It takes a certain kind of courage to short sell blue chips, such as the Dow Jones industrial average components. Short sellers are betting on these companies to fail, or at least for their share prices to fall handily. Plus, those sellers are responsible for paying the dividends on the stocks they short.
Maybe it is little wonder that only three of the 30 Dow stocks had notable short interest between July 15 and July 31; that is, more than 50 million shares short. In fact, 10 of them had short interest of more than 25 million shares.
While the bull market is quite long in the tooth — now more than 10 years old — and concern about a possible recession remains as the trade war with China ramps up, the markets are still not that far from all-time highs. Investors may wonder then what the short sellers expect from some of the biggest, most well-respected names on Wall Street.
As of the July 31 settlement date, the most recently reported period, short sellers favored Pfizer Inc. (NYSE: PFE), Intel Corp. (NASDAQ: INTC) and Microsoft Corp. (NASDAQ: MSFT) above all other Dow stocks.
> Shares short: about 67.95 million
> Change from prior period: 17.7%
> Percentage of float: 1.2
Pfizer’s reign as king of the hill, which began in May, has resumed after just one period in the number two spot on this list. Note though that the latest figure is nowhere near the 156 million shares short seen back in January. The latest days to cover reading was almost three.

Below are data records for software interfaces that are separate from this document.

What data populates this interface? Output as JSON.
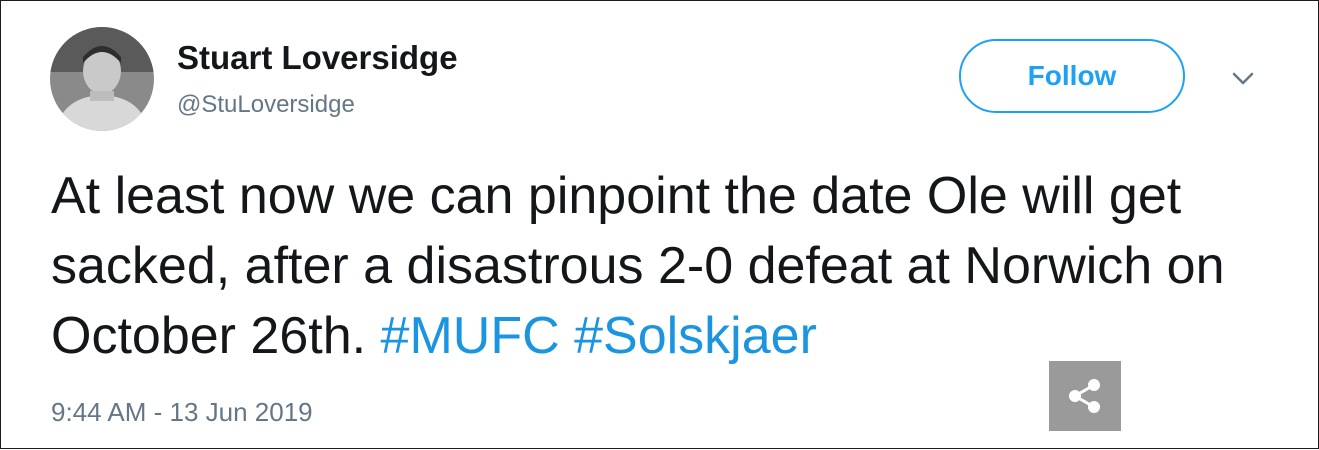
{
  "author": {
    "name": "Stuart Loversidge",
    "handle": "@StuLoversidge"
  },
  "follow_button": {
    "label": "Follow"
  },
  "menu": {
    "icon": "chevron-down-icon"
  },
  "tweet": {
    "text": "At least now we can pinpoint the date Ole will get sacked, after a disastrous 2-0 defeat at Norwich on October 26th.",
    "hashtags": [
      "#MUFC",
      "#Solskjaer"
    ]
  },
  "timestamp": "9:44 AM - 13 Jun 2019",
  "share": {
    "icon": "share-icon"
  },
  "colors": {
    "accent": "#1da1f2",
    "hashtag": "#1b95e0",
    "text": "#14171a",
    "muted": "#657786",
    "share_bg": "#9a9a9a"
  }
}
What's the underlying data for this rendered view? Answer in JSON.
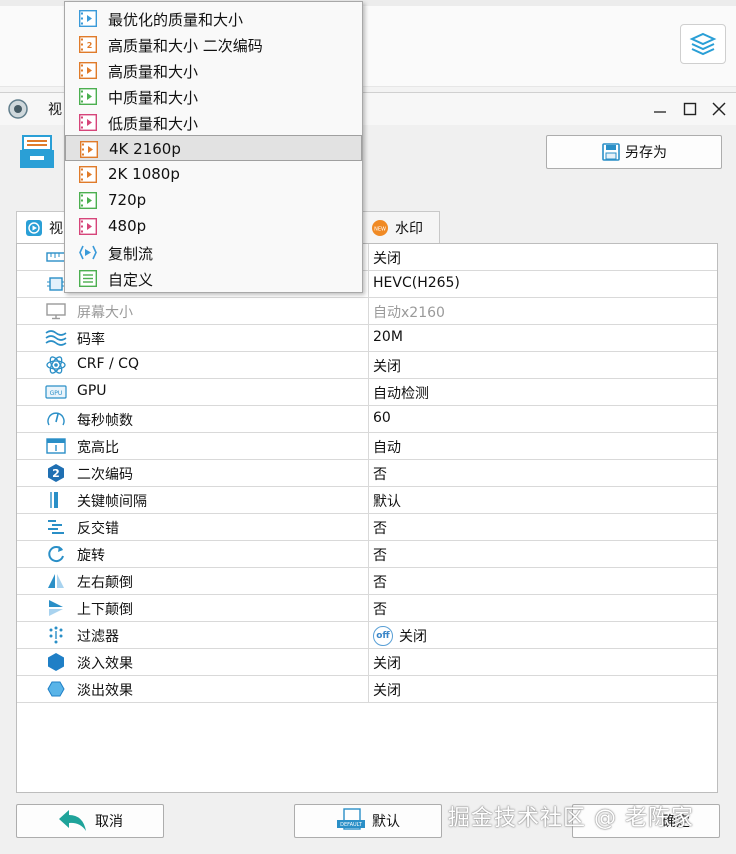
{
  "window": {
    "title": "视"
  },
  "toolbar": {
    "save_as_label": "另存为"
  },
  "tabs": [
    {
      "label": "视",
      "active": true
    },
    {
      "label": "水印",
      "active": false
    }
  ],
  "settings": [
    {
      "name": "",
      "value": "关闭",
      "icon": "ruler-icon"
    },
    {
      "name": "",
      "value": "HEVC(H265)",
      "icon": "chip-icon"
    },
    {
      "name": "屏幕大小",
      "value": "自动x2160",
      "icon": "monitor-icon",
      "disabled": true
    },
    {
      "name": "码率",
      "value": "20M",
      "icon": "waves-icon"
    },
    {
      "name": "CRF / CQ",
      "value": "关闭",
      "icon": "atom-icon"
    },
    {
      "name": "GPU",
      "value": "自动检测",
      "icon": "gpu-icon"
    },
    {
      "name": "每秒帧数",
      "value": "60",
      "icon": "gauge-icon"
    },
    {
      "name": "宽高比",
      "value": "自动",
      "icon": "aspect-icon"
    },
    {
      "name": "二次编码",
      "value": "否",
      "icon": "two-pass-icon"
    },
    {
      "name": "关键帧间隔",
      "value": "默认",
      "icon": "keyframe-icon"
    },
    {
      "name": "反交错",
      "value": "否",
      "icon": "deinterlace-icon"
    },
    {
      "name": "旋转",
      "value": "否",
      "icon": "rotate-icon"
    },
    {
      "name": "左右颠倒",
      "value": "否",
      "icon": "flip-horizontal-icon"
    },
    {
      "name": "上下颠倒",
      "value": "否",
      "icon": "flip-vertical-icon"
    },
    {
      "name": "过滤器",
      "value": "关闭",
      "icon": "filter-icon",
      "badge": "off"
    },
    {
      "name": "淡入效果",
      "value": "关闭",
      "icon": "fade-in-icon"
    },
    {
      "name": "淡出效果",
      "value": "关闭",
      "icon": "fade-out-icon"
    }
  ],
  "buttons": {
    "cancel": "取消",
    "default": "默认",
    "default_icon_text": "DEFAULT",
    "ok": "确定"
  },
  "menu": {
    "items": [
      {
        "label": "最优化的质量和大小",
        "color": "#3a9ad9"
      },
      {
        "label": "高质量和大小 二次编码",
        "color": "#e07b2a"
      },
      {
        "label": "高质量和大小",
        "color": "#e07b2a"
      },
      {
        "label": "中质量和大小",
        "color": "#4caf50"
      },
      {
        "label": "低质量和大小",
        "color": "#d6457a"
      },
      {
        "label": "4K 2160p",
        "color": "#e07b2a",
        "selected": true
      },
      {
        "label": "2K 1080p",
        "color": "#e07b2a"
      },
      {
        "label": "720p",
        "color": "#4caf50"
      },
      {
        "label": "480p",
        "color": "#d6457a"
      },
      {
        "label": "复制流",
        "color": "#3a9ad9"
      },
      {
        "label": "自定义",
        "color": "#4caf50"
      }
    ]
  },
  "watermark": "掘金技术社区 @ 老陈家"
}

Pfizer announced in July that its Upjohn business would merge with Mylan to create a new global pharmaceutical company. Pfizer shares ended the short interest period about 9% lower than where they started, nearly all that drop coming in the final few days of the period. Meanwhile, the Dow retreated less than 2% between the settlement dates.
Shares closed most recently at $36.35 apiece, more than 3% lower for the week. Pfizer’s 52-week low of $35.86 was seen in that time, and the 52-week high of $46.47 was from this past December. The stock now is trading more than 16% lower than at the beginning of the year.
> Shares short: almost 63.37 million
> Change from prior period: 3.8%
> Percentage of float: 1.4
The number of shares short now has increased in four of the past six periods and is the highest it has been so far this year. The average daily trading volume increased in the latest period, and as of the end of last month, it would take nearly three days for investors to cover all their short positions.
Intel was reportedly in talks to sell its cellular modem business to Apple in late July. While the share price ended the short interest period 2% or so higher, it had been up more than 7% earlier in the month. The Nasdaq ended those two weeks essentially flat, though it pulled back afterward.
Intel was last seen trading at $45.98 a share, down handily from the multiyear high of $59.59 seen this spring. The 52-week low is $42.36 per share. Note that the latest share price is about 2% higher than at the beginning of the year, while the Nasdaq is up nearly 20% year to date and the Dow has seen a gain of more than 12%.
> Shares short: more than 53.07 million
> Change from prior period: 6.8%
> Percentage of float: 0.7
Microsoft’s short interest has grown for five consecutive periods, but the 52-week high was more than 58 million shares short posted in January. The average daily trading volume grew from its lowest level since April, but by the most recent settlement date, the number of days it would take for investors to cover all their short positions was still a bit more than two.